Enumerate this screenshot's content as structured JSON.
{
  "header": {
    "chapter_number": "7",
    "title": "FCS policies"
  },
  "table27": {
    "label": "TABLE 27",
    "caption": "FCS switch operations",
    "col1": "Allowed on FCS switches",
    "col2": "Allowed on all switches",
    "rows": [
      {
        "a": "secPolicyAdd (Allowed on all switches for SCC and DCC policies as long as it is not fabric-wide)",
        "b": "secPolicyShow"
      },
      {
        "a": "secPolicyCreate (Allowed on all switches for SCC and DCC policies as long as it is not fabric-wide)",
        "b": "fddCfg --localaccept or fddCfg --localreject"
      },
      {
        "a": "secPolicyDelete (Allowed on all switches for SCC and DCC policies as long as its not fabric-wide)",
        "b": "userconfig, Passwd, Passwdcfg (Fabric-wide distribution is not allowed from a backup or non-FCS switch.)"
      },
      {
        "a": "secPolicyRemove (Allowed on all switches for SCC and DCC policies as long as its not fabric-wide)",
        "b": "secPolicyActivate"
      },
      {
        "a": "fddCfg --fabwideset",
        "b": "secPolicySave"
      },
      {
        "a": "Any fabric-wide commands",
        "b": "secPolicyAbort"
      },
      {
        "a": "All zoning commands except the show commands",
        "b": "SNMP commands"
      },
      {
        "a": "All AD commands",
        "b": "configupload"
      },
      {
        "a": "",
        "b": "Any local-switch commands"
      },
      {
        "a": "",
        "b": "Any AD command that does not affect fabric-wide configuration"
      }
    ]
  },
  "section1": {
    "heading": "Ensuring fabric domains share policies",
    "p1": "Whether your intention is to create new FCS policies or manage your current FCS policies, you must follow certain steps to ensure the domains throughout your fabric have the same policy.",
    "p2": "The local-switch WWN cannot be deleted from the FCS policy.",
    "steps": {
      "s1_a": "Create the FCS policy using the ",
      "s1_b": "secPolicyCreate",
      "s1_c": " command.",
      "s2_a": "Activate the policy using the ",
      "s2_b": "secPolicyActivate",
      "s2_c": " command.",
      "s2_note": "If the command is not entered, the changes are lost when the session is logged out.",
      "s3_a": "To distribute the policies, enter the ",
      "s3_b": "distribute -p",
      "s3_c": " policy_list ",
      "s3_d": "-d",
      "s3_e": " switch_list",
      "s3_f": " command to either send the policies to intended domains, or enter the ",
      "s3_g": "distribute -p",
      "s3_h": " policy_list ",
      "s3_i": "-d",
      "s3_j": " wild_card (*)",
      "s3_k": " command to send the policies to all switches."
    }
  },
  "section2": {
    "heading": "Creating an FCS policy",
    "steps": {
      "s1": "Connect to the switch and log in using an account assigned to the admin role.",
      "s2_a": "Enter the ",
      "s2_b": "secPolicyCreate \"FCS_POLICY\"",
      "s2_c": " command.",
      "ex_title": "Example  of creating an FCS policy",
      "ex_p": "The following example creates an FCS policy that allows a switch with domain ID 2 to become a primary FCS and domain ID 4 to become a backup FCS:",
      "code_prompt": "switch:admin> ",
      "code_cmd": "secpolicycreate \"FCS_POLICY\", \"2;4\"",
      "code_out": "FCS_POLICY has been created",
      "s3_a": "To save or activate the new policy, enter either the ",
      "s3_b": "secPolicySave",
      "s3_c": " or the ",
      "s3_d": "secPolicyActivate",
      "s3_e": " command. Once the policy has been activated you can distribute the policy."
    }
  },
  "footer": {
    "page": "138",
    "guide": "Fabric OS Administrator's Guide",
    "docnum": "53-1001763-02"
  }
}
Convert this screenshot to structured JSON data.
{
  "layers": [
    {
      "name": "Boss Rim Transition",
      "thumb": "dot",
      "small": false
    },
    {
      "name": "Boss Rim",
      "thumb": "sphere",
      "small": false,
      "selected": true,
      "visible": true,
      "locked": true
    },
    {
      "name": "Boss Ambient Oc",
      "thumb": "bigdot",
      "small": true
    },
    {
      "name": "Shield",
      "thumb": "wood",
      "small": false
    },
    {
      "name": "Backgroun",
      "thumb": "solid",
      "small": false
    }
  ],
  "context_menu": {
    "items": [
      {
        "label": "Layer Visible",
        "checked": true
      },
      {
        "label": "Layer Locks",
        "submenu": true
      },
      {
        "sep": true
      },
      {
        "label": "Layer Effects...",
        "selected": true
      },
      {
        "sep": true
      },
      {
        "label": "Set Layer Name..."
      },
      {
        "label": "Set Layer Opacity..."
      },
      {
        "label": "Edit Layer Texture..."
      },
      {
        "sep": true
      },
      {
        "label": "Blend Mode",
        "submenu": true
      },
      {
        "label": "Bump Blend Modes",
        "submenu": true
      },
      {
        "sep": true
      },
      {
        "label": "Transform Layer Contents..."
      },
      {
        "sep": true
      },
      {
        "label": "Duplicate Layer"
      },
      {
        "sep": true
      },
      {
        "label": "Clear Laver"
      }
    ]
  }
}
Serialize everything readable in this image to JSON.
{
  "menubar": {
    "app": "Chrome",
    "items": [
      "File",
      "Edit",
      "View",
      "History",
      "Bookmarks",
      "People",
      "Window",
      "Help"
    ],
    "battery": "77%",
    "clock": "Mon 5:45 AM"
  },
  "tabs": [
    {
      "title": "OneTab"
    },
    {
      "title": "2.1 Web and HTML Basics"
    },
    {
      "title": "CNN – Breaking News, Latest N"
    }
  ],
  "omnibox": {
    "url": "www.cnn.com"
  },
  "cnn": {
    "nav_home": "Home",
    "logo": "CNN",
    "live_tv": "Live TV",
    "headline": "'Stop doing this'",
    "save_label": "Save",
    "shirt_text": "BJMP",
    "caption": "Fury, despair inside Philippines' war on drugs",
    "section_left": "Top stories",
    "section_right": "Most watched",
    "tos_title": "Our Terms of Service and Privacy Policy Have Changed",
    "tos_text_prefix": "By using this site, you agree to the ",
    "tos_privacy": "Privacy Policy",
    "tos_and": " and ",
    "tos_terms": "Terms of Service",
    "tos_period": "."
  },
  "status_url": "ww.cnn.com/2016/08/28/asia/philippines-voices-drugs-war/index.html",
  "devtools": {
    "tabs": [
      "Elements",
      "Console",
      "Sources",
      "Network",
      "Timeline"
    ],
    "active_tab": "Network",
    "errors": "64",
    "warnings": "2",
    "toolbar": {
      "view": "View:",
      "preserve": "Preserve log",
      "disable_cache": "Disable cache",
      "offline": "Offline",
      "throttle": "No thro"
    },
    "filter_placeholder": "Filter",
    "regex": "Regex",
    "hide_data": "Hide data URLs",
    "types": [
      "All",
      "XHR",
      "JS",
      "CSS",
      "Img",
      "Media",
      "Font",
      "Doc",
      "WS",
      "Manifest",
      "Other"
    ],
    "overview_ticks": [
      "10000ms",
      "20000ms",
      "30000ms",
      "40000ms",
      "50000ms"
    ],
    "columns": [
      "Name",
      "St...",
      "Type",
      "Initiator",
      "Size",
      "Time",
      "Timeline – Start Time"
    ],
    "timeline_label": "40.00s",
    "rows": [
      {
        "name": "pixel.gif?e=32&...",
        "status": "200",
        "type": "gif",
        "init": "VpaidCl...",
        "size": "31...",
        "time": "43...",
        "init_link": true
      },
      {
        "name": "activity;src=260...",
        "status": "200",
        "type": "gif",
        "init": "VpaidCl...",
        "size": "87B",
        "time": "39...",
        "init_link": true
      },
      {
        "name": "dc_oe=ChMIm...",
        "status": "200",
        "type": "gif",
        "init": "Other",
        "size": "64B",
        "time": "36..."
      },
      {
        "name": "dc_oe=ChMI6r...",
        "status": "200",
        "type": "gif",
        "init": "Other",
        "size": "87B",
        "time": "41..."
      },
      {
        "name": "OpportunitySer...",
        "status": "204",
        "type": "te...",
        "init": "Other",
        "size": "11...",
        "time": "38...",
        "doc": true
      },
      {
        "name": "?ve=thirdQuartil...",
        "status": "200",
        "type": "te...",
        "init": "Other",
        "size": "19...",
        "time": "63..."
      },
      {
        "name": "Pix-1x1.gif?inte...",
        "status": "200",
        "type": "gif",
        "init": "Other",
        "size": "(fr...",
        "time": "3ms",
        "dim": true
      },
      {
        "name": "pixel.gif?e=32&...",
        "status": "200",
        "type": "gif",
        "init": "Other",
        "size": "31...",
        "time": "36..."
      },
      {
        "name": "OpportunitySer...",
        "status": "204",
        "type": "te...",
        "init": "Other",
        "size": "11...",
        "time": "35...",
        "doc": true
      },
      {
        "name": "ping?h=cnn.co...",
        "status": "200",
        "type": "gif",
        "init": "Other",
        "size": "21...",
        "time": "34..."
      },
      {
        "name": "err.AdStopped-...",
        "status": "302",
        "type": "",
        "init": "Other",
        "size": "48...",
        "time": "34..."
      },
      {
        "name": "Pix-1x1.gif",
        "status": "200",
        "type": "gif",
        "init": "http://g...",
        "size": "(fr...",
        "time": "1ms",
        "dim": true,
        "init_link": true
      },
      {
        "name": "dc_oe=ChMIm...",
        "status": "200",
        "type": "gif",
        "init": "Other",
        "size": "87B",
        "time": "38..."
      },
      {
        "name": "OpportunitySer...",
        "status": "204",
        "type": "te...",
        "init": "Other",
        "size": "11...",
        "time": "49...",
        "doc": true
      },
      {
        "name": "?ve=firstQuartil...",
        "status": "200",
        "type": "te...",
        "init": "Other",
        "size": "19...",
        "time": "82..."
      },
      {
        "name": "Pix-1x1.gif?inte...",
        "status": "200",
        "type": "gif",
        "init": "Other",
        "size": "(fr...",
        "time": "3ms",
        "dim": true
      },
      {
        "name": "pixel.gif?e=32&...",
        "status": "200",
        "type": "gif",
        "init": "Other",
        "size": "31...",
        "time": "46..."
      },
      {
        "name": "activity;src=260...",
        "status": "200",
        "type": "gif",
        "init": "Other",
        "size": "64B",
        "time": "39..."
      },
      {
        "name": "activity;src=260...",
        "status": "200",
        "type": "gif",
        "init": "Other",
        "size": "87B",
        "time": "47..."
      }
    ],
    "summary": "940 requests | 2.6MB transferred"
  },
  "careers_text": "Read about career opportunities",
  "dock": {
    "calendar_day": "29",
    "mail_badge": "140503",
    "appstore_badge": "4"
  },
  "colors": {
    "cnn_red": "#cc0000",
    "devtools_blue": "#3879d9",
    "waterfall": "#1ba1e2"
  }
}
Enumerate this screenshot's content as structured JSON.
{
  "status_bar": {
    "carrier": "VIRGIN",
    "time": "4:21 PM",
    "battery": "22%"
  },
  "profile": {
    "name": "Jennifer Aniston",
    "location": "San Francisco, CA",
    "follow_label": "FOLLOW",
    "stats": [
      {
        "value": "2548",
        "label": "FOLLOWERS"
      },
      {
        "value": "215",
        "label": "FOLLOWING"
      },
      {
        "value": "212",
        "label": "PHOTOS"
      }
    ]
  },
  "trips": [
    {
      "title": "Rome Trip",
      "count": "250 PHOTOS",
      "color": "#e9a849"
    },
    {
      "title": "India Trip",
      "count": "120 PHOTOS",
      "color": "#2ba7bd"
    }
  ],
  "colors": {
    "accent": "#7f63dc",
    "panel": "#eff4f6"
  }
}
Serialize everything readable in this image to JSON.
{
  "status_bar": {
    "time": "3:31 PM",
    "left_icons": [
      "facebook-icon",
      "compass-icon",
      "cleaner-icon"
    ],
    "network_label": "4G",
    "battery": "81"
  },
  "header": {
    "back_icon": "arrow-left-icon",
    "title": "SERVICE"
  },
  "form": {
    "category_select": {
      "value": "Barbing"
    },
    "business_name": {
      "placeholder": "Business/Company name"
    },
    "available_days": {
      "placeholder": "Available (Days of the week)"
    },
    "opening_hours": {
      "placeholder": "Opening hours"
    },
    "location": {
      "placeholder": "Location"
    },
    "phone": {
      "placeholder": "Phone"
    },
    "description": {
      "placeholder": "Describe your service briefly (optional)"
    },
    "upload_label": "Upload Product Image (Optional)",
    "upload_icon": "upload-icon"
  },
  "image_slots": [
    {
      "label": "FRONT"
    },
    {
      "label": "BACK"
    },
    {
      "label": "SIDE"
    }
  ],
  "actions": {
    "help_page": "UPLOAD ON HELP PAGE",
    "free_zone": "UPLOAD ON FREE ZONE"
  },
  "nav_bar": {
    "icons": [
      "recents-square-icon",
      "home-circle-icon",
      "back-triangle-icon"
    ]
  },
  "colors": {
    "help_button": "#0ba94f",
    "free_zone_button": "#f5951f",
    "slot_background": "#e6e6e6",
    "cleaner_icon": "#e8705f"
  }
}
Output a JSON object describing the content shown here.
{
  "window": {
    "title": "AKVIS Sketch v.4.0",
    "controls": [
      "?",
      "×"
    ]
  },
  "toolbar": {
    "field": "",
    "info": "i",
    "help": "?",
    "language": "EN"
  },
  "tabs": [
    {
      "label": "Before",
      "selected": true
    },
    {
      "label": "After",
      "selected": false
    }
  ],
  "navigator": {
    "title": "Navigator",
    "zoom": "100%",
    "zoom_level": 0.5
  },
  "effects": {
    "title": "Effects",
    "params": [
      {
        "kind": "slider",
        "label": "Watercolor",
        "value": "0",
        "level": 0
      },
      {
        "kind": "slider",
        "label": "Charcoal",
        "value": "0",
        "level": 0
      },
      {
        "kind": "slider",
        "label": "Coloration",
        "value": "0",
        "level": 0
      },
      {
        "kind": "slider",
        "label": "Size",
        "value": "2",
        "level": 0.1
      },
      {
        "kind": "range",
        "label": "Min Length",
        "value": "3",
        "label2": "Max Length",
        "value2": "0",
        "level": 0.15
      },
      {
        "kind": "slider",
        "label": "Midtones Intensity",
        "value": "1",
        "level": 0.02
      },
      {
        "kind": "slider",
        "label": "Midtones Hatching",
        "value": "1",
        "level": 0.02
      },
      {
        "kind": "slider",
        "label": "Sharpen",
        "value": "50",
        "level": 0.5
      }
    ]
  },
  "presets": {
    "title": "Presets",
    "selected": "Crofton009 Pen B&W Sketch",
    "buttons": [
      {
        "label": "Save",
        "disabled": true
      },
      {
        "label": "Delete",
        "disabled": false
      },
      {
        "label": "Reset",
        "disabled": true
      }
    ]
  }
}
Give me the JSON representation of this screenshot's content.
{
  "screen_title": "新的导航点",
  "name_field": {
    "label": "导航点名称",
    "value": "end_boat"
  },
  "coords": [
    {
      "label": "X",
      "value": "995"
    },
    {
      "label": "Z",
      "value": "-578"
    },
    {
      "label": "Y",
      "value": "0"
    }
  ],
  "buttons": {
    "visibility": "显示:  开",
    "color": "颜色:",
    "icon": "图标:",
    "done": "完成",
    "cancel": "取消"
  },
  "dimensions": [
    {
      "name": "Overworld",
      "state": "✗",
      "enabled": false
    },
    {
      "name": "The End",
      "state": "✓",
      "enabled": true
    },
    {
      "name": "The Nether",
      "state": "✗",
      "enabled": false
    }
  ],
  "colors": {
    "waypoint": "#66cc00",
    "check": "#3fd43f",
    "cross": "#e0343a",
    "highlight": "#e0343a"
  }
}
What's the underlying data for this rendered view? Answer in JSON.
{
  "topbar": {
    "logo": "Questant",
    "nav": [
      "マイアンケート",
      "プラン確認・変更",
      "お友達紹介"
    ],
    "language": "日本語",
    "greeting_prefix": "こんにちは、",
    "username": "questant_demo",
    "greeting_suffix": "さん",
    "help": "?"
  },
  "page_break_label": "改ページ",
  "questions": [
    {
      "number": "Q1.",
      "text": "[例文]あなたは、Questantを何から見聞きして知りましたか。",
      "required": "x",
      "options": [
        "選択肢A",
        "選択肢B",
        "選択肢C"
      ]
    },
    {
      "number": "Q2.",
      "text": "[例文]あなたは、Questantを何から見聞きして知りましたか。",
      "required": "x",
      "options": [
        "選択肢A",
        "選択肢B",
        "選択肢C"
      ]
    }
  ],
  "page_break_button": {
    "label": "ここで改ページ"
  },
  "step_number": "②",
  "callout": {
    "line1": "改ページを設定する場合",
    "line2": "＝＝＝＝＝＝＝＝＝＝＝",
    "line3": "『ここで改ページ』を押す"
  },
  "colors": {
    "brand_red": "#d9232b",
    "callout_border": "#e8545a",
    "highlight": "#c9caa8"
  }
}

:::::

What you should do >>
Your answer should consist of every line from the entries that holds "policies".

Solution to this exercise >>
    "title": "FCS policies"
        "a": "secPolicyAdd (Allowed on all switches for SCC and DCC policies as long as it is not fabric-wide)",
        "a": "secPolicyCreate (Allowed on all switches for SCC and DCC policies as long as it is not fabric-wide)",
        "a": "secPolicyDelete (Allowed on all switches for SCC and DCC policies as long as its not fabric-wide)",
        "a": "secPolicyRemove (Allowed on all switches for SCC and DCC policies as long as its not fabric-wide)",
    "heading": "Ensuring fabric domains share policies",
    "p1": "Whether your intention is to create new FCS policies or manage your current FCS policies, you must follow certain steps to ensure the domains throughout your fabric have the same policy.",
      "s3_a": "To distribute the policies, enter the ",
      "s3_f": " command to either send the policies to intended domains, or enter the ",
      "s3_k": " command to send the policies to all switches."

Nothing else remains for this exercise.